- Recessionary economic environment (particularly with the Dow under 11,000)
- New exporting opportunities created by the lower value of the US dollar
- Outsourcing & impact on volume-driven contracts
- Changing customer buying behavior
- Reduced margins
- Higher material & commodity prices
- Accelerating pace of change
The first step on the road to profitable growth is evaluating the current state of your business, “warts & all”. I suggested that you conduct a Customer Analysis to begin to identify what your best options are to stabilize your Core Business with a focus on profitability. This week we’ll take a look at the next steps in “playing small ball” with this analysis while beginning to plan for the Big Picture of profitable growth. For you non-baseball fans, the goal of small ball is to hit singles and doubles and be opportunistic vs. going for the fences and trying to hit home runs.

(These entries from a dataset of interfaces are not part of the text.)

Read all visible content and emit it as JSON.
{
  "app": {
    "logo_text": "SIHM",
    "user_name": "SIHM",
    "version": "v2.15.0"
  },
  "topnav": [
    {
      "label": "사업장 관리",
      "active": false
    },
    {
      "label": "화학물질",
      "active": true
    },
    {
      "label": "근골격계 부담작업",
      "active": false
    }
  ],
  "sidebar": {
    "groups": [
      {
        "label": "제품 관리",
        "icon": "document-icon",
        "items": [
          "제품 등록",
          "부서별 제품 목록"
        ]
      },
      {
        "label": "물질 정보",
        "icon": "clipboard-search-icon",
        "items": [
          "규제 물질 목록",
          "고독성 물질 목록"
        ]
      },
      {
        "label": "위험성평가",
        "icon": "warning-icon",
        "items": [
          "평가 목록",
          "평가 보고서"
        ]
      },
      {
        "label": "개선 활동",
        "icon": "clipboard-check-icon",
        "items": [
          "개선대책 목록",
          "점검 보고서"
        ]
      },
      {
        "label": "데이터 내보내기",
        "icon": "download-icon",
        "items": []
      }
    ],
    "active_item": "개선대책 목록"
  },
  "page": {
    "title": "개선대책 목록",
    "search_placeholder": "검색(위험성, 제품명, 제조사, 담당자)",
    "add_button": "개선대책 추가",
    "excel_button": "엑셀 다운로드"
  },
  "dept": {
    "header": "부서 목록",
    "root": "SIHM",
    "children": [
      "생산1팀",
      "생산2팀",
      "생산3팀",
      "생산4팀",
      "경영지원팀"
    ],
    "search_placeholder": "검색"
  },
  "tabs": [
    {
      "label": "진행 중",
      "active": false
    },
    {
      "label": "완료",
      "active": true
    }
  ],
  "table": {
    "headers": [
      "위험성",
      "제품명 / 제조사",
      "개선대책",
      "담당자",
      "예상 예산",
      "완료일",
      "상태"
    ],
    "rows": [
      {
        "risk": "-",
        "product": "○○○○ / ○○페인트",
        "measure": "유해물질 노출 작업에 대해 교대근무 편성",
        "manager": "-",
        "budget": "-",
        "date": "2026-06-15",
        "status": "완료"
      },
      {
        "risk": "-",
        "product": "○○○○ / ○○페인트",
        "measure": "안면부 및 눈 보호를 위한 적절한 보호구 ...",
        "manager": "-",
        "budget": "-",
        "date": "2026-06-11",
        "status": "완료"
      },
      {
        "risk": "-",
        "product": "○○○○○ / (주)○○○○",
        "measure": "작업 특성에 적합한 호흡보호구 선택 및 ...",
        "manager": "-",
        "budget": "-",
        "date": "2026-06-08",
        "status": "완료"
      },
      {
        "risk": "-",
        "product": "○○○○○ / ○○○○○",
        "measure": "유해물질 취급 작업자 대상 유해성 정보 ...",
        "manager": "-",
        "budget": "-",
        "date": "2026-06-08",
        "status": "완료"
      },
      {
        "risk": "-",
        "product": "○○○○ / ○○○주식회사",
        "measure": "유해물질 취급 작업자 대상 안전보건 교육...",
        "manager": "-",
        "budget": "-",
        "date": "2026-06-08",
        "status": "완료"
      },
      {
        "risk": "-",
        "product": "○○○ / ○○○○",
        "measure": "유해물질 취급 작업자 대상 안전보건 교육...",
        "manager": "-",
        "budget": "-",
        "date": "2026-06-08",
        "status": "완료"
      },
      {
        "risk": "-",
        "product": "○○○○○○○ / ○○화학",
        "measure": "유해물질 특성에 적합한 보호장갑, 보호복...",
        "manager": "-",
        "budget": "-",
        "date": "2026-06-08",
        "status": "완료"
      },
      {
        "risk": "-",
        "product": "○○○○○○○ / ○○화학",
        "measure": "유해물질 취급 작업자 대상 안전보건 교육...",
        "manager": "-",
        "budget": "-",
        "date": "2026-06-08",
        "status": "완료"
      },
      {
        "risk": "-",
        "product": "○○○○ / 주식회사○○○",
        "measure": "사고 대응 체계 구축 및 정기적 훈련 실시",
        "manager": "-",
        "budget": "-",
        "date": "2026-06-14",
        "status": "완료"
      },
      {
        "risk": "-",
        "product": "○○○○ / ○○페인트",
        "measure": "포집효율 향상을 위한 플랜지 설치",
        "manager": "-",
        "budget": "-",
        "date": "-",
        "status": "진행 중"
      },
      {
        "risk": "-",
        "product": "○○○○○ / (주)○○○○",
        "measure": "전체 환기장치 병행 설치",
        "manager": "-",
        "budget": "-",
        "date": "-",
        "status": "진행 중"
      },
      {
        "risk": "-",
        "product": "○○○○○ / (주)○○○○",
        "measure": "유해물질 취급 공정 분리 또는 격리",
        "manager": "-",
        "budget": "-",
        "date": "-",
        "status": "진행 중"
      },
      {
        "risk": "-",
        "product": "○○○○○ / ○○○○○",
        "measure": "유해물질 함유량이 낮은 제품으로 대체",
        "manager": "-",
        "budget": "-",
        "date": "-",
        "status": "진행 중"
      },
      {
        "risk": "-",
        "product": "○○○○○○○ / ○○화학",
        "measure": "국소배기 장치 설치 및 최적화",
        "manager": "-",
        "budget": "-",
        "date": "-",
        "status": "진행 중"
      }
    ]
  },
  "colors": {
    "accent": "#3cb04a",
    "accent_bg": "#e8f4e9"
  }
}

If you have completed a quick & dirty customer analysis by ranking your existing customers by total sales, margin, hassle and potential, you undoubtedly now have some insight into who your best customers appear to be. To refresh your memory this analysis used the following approach:
- Print a list of all your major customers over the last 3-5 years ranked by total sales
- Draw three columns beside your customer list marked: Margin, Hassle Potential
- Gather your sales team and discuss each customer
- Rank each customer using 1-3 (1 = best, 3 = worst) for Margin and Hassle (how much care & feeding the customer requires)
- Ask your team to rate the Potential for each customer using +, ++, +++, or -, –, —
You can review last week’s posting for more details on this approach. After you and your sales team have identified the best customers that you appear to have in terms of Margin, Hassle (cost of selling) and Potential, let’s discuss what you can you do with your least profitable customers.
Ask your team why each customer is unprofitable and what your options are. The goal should be to Move Them to be better and more profitable customers than they are currently, not to Fire Them. Try the following approach:
- Segment your list into Good and Bad ones using the Potential column, and for the Good ones determine if any of these customers really have decent potential and why.
- One strategy is to go visit each customer having decent potential with a small cross-functional team and dig into what you can do to add more value, solve their problems and to make them more profitable. Sometimes simply showing up will improve the relationship and may even result in new or more profitable work.
- Another strategy is to simply raise your prices with these customers since they’re not profitable now and let the chips fall accordingly.
Now, let’s discuss how do you begin to plan for the Big Picture of Growth while you continue to play small ball on your Core Business. One of the best practices I have found regarding the Big Picture for Growth comes from Jim Collins, author of Good to Great. Take a look at his website at to explore how some of his thinking applies to your business. See www.jimcollins.com